**Data**
------------------------------------
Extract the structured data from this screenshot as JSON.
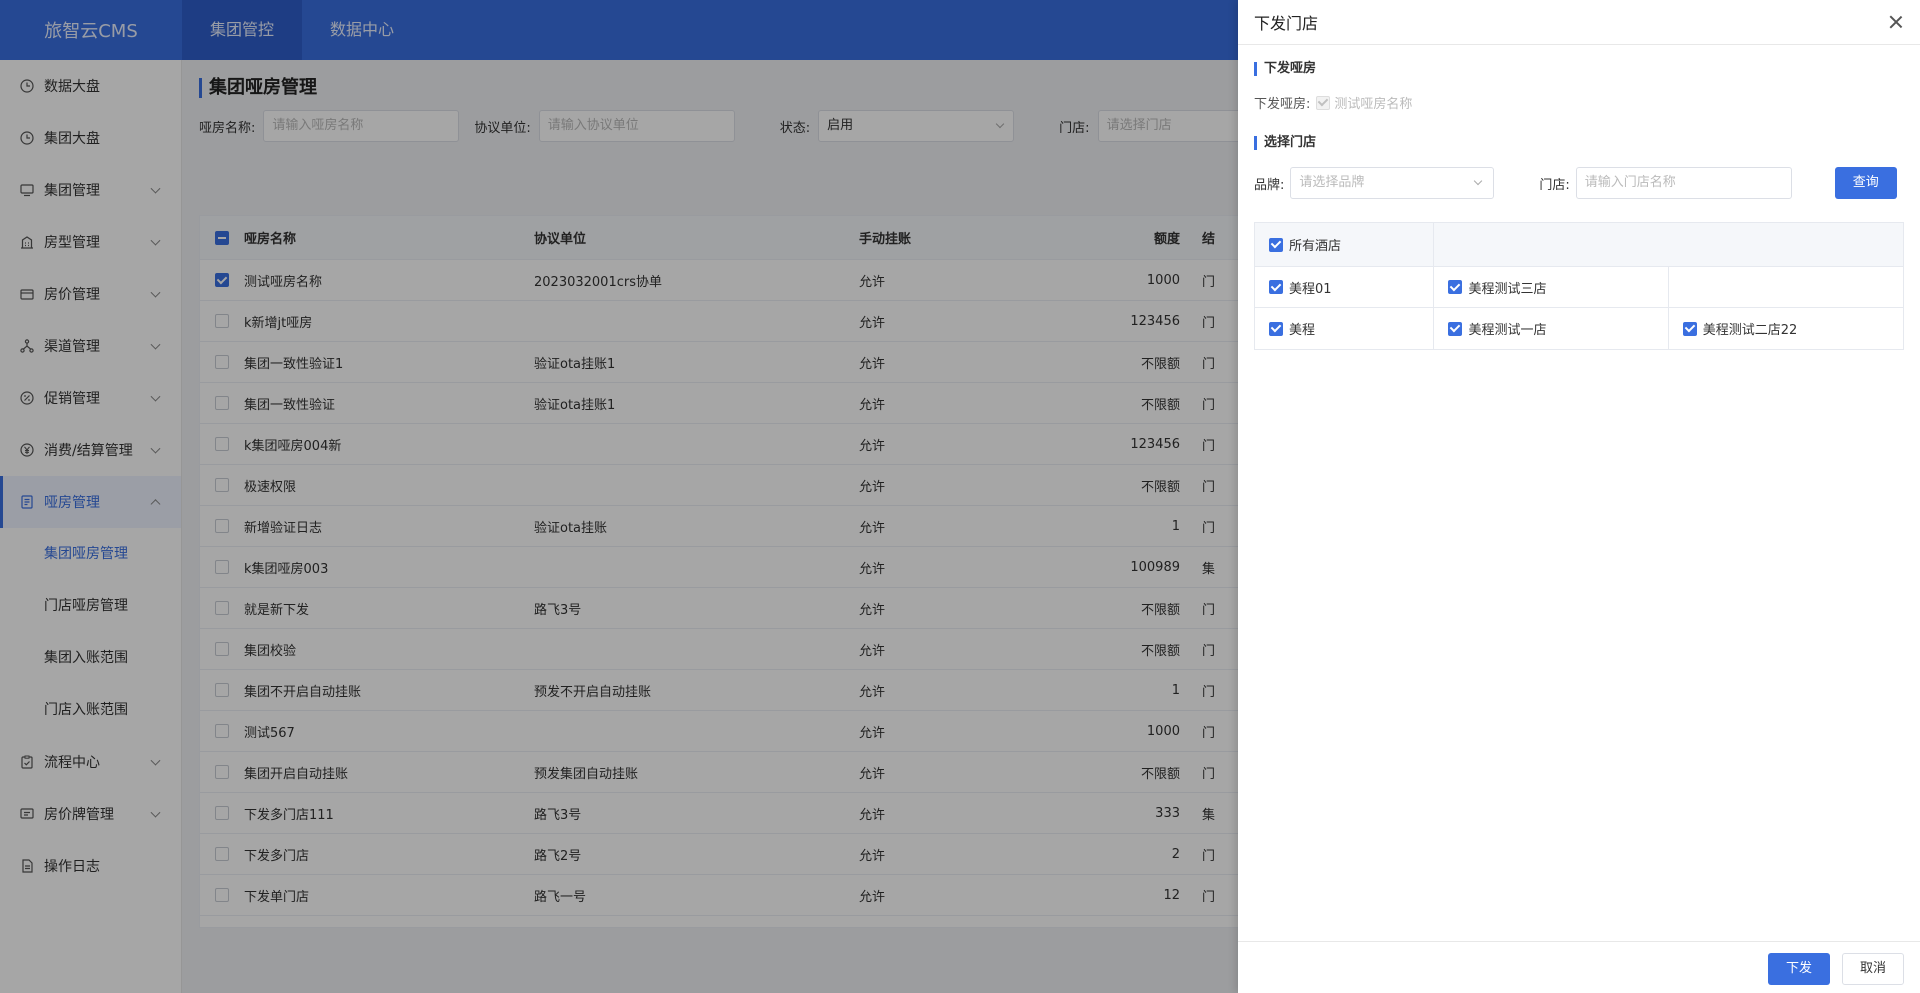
{
  "app": {
    "logo": "旅智云CMS"
  },
  "topnav": [
    {
      "label": "集团管控"
    },
    {
      "label": "数据中心"
    }
  ],
  "sidebar": {
    "items": [
      {
        "label": "数据大盘"
      },
      {
        "label": "集团大盘"
      },
      {
        "label": "集团管理"
      },
      {
        "label": "房型管理"
      },
      {
        "label": "房价管理"
      },
      {
        "label": "渠道管理"
      },
      {
        "label": "促销管理"
      },
      {
        "label": "消费/结算管理"
      },
      {
        "label": "哑房管理"
      },
      {
        "label": "流程中心"
      },
      {
        "label": "房价牌管理"
      },
      {
        "label": "操作日志"
      }
    ],
    "sub": [
      {
        "label": "集团哑房管理"
      },
      {
        "label": "门店哑房管理"
      },
      {
        "label": "集团入账范围"
      },
      {
        "label": "门店入账范围"
      }
    ]
  },
  "main": {
    "title": "集团哑房管理",
    "filters": {
      "name_label": "哑房名称:",
      "name_placeholder": "请输入哑房名称",
      "unit_label": "协议单位:",
      "unit_placeholder": "请输入协议单位",
      "status_label": "状态:",
      "status_value": "启用",
      "store_label": "门店:",
      "store_placeholder": "请选择门店"
    },
    "table": {
      "headers": {
        "name": "哑房名称",
        "unit": "协议单位",
        "hang": "手动挂账",
        "amount": "额度",
        "end": "结"
      },
      "rows": [
        {
          "name": "测试哑房名称",
          "unit": "2023032001crs协单",
          "hang": "允许",
          "amount": "1000",
          "end": "门"
        },
        {
          "name": "k新增jt哑房",
          "unit": "",
          "hang": "允许",
          "amount": "123456",
          "end": "门"
        },
        {
          "name": "集团一致性验证1",
          "unit": "验证ota挂账1",
          "hang": "允许",
          "amount": "不限额",
          "end": "门"
        },
        {
          "name": "集团一致性验证",
          "unit": "验证ota挂账1",
          "hang": "允许",
          "amount": "不限额",
          "end": "门"
        },
        {
          "name": "k集团哑房004新",
          "unit": "",
          "hang": "允许",
          "amount": "123456",
          "end": "门"
        },
        {
          "name": "极速权限",
          "unit": "",
          "hang": "允许",
          "amount": "不限额",
          "end": "门"
        },
        {
          "name": "新增验证日志",
          "unit": "验证ota挂账",
          "hang": "允许",
          "amount": "1",
          "end": "门"
        },
        {
          "name": "k集团哑房003",
          "unit": "",
          "hang": "允许",
          "amount": "100989",
          "end": "集"
        },
        {
          "name": "就是新下发",
          "unit": "路飞3号",
          "hang": "允许",
          "amount": "不限额",
          "end": "门"
        },
        {
          "name": "集团校验",
          "unit": "",
          "hang": "允许",
          "amount": "不限额",
          "end": "门"
        },
        {
          "name": "集团不开启自动挂账",
          "unit": "预发不开启自动挂账",
          "hang": "允许",
          "amount": "1",
          "end": "门"
        },
        {
          "name": "测试567",
          "unit": "",
          "hang": "允许",
          "amount": "1000",
          "end": "门"
        },
        {
          "name": "集团开启自动挂账",
          "unit": "预发集团自动挂账",
          "hang": "允许",
          "amount": "不限额",
          "end": "门"
        },
        {
          "name": "下发多门店111",
          "unit": "路飞3号",
          "hang": "允许",
          "amount": "333",
          "end": "集"
        },
        {
          "name": "下发多门店",
          "unit": "路飞2号",
          "hang": "允许",
          "amount": "2",
          "end": "门"
        },
        {
          "name": "下发单门店",
          "unit": "路飞一号",
          "hang": "允许",
          "amount": "12",
          "end": "门"
        }
      ]
    }
  },
  "drawer": {
    "title": "下发门店",
    "sec1": "下发哑房",
    "room_label": "下发哑房:",
    "room_value": "测试哑房名称",
    "sec2": "选择门店",
    "brand_label": "品牌:",
    "brand_placeholder": "请选择品牌",
    "store_label": "门店:",
    "store_placeholder": "请输入门店名称",
    "query": "查询",
    "all_hotels": "所有酒店",
    "hotels": [
      [
        "美程01",
        "美程测试三店",
        ""
      ],
      [
        "美程",
        "美程测试一店",
        "美程测试二店22"
      ]
    ],
    "submit": "下发",
    "cancel": "取消"
  }
}
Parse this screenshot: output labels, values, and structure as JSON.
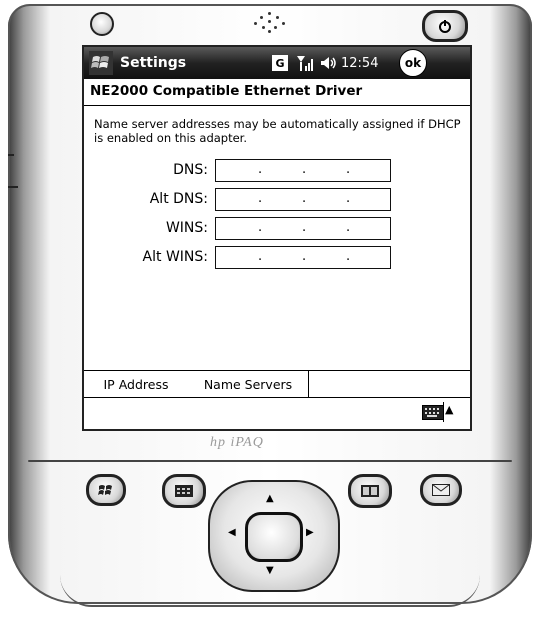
{
  "status_bar": {
    "app_title": "Settings",
    "network_badge": "G",
    "clock": "12:54",
    "ok_label": "ok"
  },
  "page": {
    "heading": "NE2000 Compatible Ethernet Driver",
    "description": "Name server addresses may be automatically assigned if DHCP is enabled on this adapter."
  },
  "fields": [
    {
      "label": "DNS:",
      "value": ""
    },
    {
      "label": "Alt DNS:",
      "value": ""
    },
    {
      "label": "WINS:",
      "value": ""
    },
    {
      "label": "Alt WINS:",
      "value": ""
    }
  ],
  "tabs": [
    {
      "label": "IP Address",
      "active": false
    },
    {
      "label": "Name Servers",
      "active": true
    }
  ],
  "icons": {
    "start": "windows-flag-icon",
    "signal": "signal-strength-icon",
    "volume": "speaker-icon",
    "keyboard": "keyboard-icon",
    "hw_buttons": [
      "windows-button-icon",
      "calendar-icon",
      "contacts-icon",
      "mail-icon"
    ]
  }
}
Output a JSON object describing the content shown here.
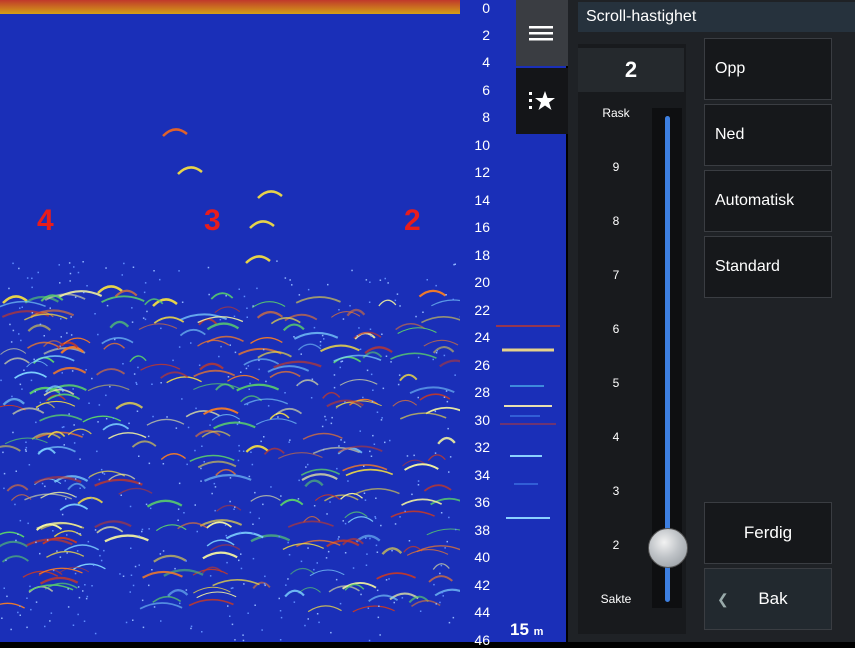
{
  "sonar": {
    "zone_labels": [
      "4",
      "3",
      "2"
    ],
    "depth_ticks": [
      "0",
      "2",
      "4",
      "6",
      "8",
      "10",
      "12",
      "14",
      "16",
      "18",
      "20",
      "22",
      "24",
      "26",
      "28",
      "30",
      "32",
      "34",
      "36",
      "38",
      "40",
      "42",
      "44",
      "46"
    ],
    "range_value": "15",
    "range_unit": "m"
  },
  "side_tabs": {
    "menu_icon": "menu-icon",
    "favorites_icon": "favorites-star-icon"
  },
  "panel": {
    "title": "Scroll-hastighet",
    "current_value": "2",
    "slider_value": 2,
    "slider_max_label": "Rask",
    "slider_min_label": "Sakte",
    "slider_ticks": [
      "9",
      "8",
      "7",
      "6",
      "5",
      "4",
      "3",
      "2"
    ],
    "buttons": {
      "up": "Opp",
      "down": "Ned",
      "automatic": "Automatisk",
      "standard": "Standard",
      "done": "Ferdig",
      "back": "Bak"
    }
  },
  "colors": {
    "sonar_background": "#1a2fb8",
    "track": "#3d7fe0",
    "zone_label": "#e81c1c"
  }
}
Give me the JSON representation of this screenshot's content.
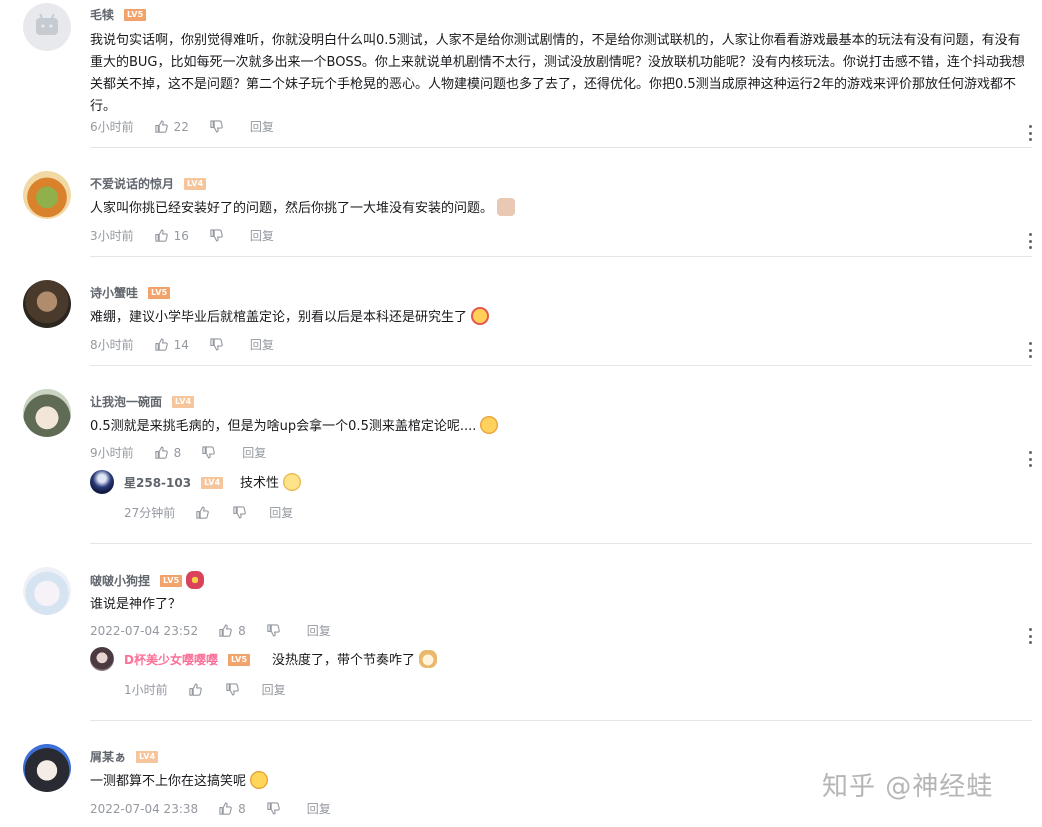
{
  "comments": [
    {
      "username": "毛犊",
      "level": "LV5",
      "text": "我说句实话啊，你别觉得难听，你就没明白什么叫0.5测试，人家不是给你测试剧情的，不是给你测试联机的，人家让你看看游戏最基本的玩法有没有问题，有没有重大的BUG，比如每死一次就多出来一个BOSS。你上来就说单机剧情不太行，测试没放剧情呢？没放联机功能呢？没有内核玩法。你说打击感不错，连个抖动我想关都关不掉，这不是问题？第二个妹子玩个手枪晃的恶心。人物建模问题也多了去了，还得优化。你把0.5测当成原神这种运行2年的游戏来评价那放任何游戏都不行。",
      "time": "6小时前",
      "likes": "22",
      "reply_label": "回复"
    },
    {
      "username": "不爱说话的惊月",
      "level": "LV4",
      "text": "人家叫你挑已经安装好了的问题，然后你挑了一大堆没有安装的问题。",
      "time": "3小时前",
      "likes": "16",
      "reply_label": "回复"
    },
    {
      "username": "诗小蟹哇",
      "level": "LV5",
      "text": "难绷，建议小学毕业后就棺盖定论，别看以后是本科还是研究生了",
      "time": "8小时前",
      "likes": "14",
      "reply_label": "回复"
    },
    {
      "username": "让我泡一碗面",
      "level": "LV4",
      "text": "0.5测就是来挑毛病的，但是为啥up会拿一个0.5测来盖棺定论呢....",
      "time": "9小时前",
      "likes": "8",
      "reply_label": "回复",
      "sub_reply": {
        "username": "星258-103",
        "level": "LV4",
        "text": "技术性",
        "time": "27分钟前",
        "reply_label": "回复"
      }
    },
    {
      "username": "啵啵小狗捏",
      "level": "LV5",
      "text": "谁说是神作了？",
      "time": "2022-07-04 23:52",
      "likes": "8",
      "reply_label": "回复",
      "sub_reply": {
        "username": "D杯美少女嘤嘤嘤",
        "level": "LV5",
        "text": "没热度了，带个节奏咋了",
        "time": "1小时前",
        "reply_label": "回复"
      }
    },
    {
      "username": "屑某ぁ",
      "level": "LV4",
      "text": "一测都算不上你在这搞笑呢",
      "time": "2022-07-04 23:38",
      "likes": "8",
      "reply_label": "回复"
    }
  ],
  "watermark": "知乎 @神经蛙",
  "colors": {
    "level_orange": "#f3a46d",
    "level_light": "#f6c59c",
    "pink_name": "#fb7299",
    "meta_gray": "#9499a0",
    "divider": "#e3e5e7"
  }
}
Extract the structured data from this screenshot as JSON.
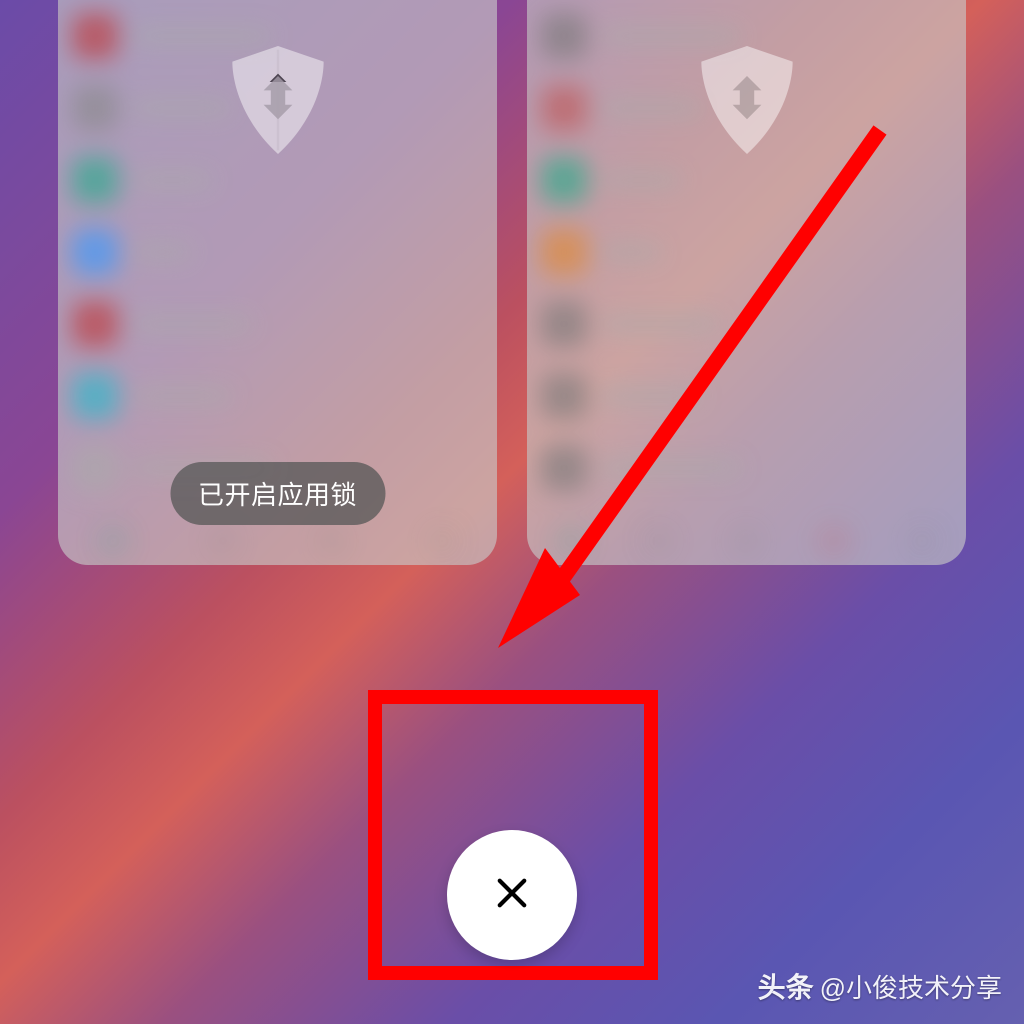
{
  "recents": {
    "cards": [
      {
        "locked": true,
        "pill_label": "已开启应用锁"
      },
      {
        "locked": true,
        "pill_label": ""
      }
    ]
  },
  "close_button": {
    "icon_name": "close-icon"
  },
  "annotation": {
    "highlight_color": "#ff0000",
    "arrow_color": "#ff0000"
  },
  "watermark": {
    "brand": "头条",
    "handle": "@小俊技术分享"
  }
}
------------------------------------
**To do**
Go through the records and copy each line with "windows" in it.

**Expected answer**
    "start": "windows-flag-icon",
      "windows-button-icon",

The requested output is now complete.